From reducing inflammation post exercise to nourishing hair and nails, getting the good fat balance right is crucial, so for optimum take up consider a supplement. Udo’s Choice Ultimate Oil Blend , £21.99, combines premium seed oils with coconut oil and evening primrose oil and is loved by beauty experts, athletes and nutritionists alike for its healing, performance enhancing and metabolism enhancing properties. For fishier sources of digestion and hormone balancing omega 3, read on...

Eat seafood twice a week

“Fish such as tuna, salmon, herring, and sardines are rich in omega-3 fatty acids, while shellfish such as mussels, oysters, and clams have similar benefits for brain and heart health.” The Mediterraneans have been onto the fact that fat isn’t an evil macronutrient for quite some time now, and their longevity and lifespan is telling that healthy fats likely play a big role in disease prevention and general wellbeing. Low fat is no go for most Mediterranean communities (as is calories counting), and inexpensive, fatty fish such as sardines make it simple and cheap to eat as the southern Europeans do. Sardines trump skin serums, every time.

Enjoy fewer dairy products

“Try eating only small amounts of cheese, and eat Greek or plain yogurt.” As dietician, nutritionist and Mediterranean diet specialist Elena Paravantes RD  points out, “avoid yogurt that tastes like cheesecake or blueberry pie”. The dairy that you do eat needs to be in the closest form possible to its natural source to reap the most benefits, and preferably full fat, as dermatologist Dr Stefanie Williams  advocates in  Future Proof Your Skin! :

“Dairy fat, which is a saturated fat, has long been criticized as harmful and fat-reduced versions are highly advocated.
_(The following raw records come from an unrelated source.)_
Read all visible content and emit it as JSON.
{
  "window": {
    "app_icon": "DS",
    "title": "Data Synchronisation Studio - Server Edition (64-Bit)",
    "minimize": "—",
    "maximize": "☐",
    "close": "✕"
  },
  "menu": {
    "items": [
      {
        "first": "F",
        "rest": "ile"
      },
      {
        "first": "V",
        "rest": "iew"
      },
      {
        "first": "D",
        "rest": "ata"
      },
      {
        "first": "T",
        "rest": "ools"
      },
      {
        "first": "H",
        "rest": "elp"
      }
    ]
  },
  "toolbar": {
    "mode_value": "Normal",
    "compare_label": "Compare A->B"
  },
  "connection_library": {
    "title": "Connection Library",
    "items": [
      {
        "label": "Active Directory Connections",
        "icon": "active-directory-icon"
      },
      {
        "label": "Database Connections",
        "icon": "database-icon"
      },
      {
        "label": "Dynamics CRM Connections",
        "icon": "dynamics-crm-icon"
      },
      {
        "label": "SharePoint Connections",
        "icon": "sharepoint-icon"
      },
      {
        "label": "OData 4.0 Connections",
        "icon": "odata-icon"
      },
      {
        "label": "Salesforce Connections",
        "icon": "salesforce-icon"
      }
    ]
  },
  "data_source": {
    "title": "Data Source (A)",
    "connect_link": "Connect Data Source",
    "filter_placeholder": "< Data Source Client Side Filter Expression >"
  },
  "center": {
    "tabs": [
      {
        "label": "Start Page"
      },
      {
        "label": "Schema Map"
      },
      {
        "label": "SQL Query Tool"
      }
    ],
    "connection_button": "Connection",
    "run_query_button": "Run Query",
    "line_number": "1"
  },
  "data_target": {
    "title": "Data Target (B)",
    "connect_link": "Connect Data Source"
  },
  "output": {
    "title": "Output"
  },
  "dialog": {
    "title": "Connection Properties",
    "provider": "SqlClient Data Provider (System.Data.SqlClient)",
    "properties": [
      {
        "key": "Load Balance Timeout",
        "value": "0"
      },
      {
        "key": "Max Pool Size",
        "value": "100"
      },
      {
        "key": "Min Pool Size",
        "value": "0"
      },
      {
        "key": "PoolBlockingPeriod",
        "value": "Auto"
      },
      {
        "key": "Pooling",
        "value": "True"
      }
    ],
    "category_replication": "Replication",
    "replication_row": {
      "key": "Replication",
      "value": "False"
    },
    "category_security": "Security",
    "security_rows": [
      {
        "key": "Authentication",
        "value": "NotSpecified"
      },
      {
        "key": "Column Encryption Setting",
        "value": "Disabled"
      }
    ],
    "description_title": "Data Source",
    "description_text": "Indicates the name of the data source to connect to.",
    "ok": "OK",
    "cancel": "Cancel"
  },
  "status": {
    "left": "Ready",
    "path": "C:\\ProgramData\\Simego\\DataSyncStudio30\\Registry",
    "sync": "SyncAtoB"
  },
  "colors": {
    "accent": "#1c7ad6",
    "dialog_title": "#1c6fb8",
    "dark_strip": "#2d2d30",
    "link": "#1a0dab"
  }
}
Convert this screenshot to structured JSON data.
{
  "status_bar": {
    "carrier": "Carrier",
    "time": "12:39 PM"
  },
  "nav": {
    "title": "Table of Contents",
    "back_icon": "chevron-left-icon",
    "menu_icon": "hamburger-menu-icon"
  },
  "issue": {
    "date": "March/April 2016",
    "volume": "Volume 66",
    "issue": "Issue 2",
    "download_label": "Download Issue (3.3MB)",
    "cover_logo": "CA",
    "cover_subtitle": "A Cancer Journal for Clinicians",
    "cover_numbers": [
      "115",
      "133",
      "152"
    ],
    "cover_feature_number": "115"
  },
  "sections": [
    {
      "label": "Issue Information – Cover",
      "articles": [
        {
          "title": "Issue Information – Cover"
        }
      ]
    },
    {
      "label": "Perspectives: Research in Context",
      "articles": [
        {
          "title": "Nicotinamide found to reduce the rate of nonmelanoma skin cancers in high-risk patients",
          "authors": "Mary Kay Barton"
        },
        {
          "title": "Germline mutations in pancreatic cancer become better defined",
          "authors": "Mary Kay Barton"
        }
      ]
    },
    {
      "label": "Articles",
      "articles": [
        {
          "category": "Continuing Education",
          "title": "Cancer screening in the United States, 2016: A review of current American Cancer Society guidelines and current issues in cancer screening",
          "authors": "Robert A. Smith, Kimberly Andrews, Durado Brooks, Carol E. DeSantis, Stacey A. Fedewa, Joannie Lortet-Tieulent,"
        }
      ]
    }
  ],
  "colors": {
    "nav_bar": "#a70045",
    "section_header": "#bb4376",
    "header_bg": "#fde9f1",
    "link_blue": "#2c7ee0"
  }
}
However, new studies confirm that a  higher intake of dairy saturated fat seems to actually be associated with lower cardiovascular risk”

Like Emma, Dr Stefanie recommends only eating dairy “in moderation” (note the instruction to "enjoy"- that's important) and thinking about where your cheese and yogurt is coming from:

“Try to go for organic dairy from grass-fed cows, not only to avoid those added hormones and antibiotics but also because organic dairy contains a better omega-6/3 ratio compared to conventional dairy.”

On the subject of cows, Mediterraneans don’t graze…

Always eat breakfast

“Fruits, whole grains, and other fibre-rich foods are a great way to start your day, keeping you full for hours eliminating the need for snacking.”

Three meals a day, made up of lean protein, a rainbow of veg, low GI carbohydrates and the odd bit of fruit, plus a helping of good fats, as above, will keep you going way past siesta time. Check out these three speedy, balanced breakfasts  if you don’t have until mañana to prepare yours.

For dessert, eat fresh fruit

“Instead of ice cream or cake, opt for strawberries, fresh figs, grapes, or apples.”

Plants, not processed puddings, are the way forward, and as above, seasonal is superior. If fruit is high GI, such as grapes or figs, team it with a dollop of full fat Greek yogurt. You’re basically on holiday.

A few final words to heed from Emma - Mediterranean isn’t a magic bullet:

“The diet does not state exact serving amounts per day, but rather lists total macronutrient distribution, which may be confusing for people. For example, the diet uses phrases such as ‘low to moderate intake’, ‘abundance’ and ‘often’, which does not give exact amounts. Calorie totals and physical activity parameters are not stated, so those who are looking for specific measurements are at a loss. Lastly, moderate consumption of wine, from one to two glasses per day, is encouraged when following the Mediterranean diet, which may not be advisable for people taking certain medication, those with elevated triglycerides or who have pancreatitis.”

If you’re drinking wine, always combine with a nutritious Mediterranean style spread and take your time over it as our European cousins would to slow alcohol absorption, and best not to hit the bottle everyday…

This feature was written in partnership with Udo’s Choice

For a nutritional consultation with Emma, or simple to learn more, visit her website  here .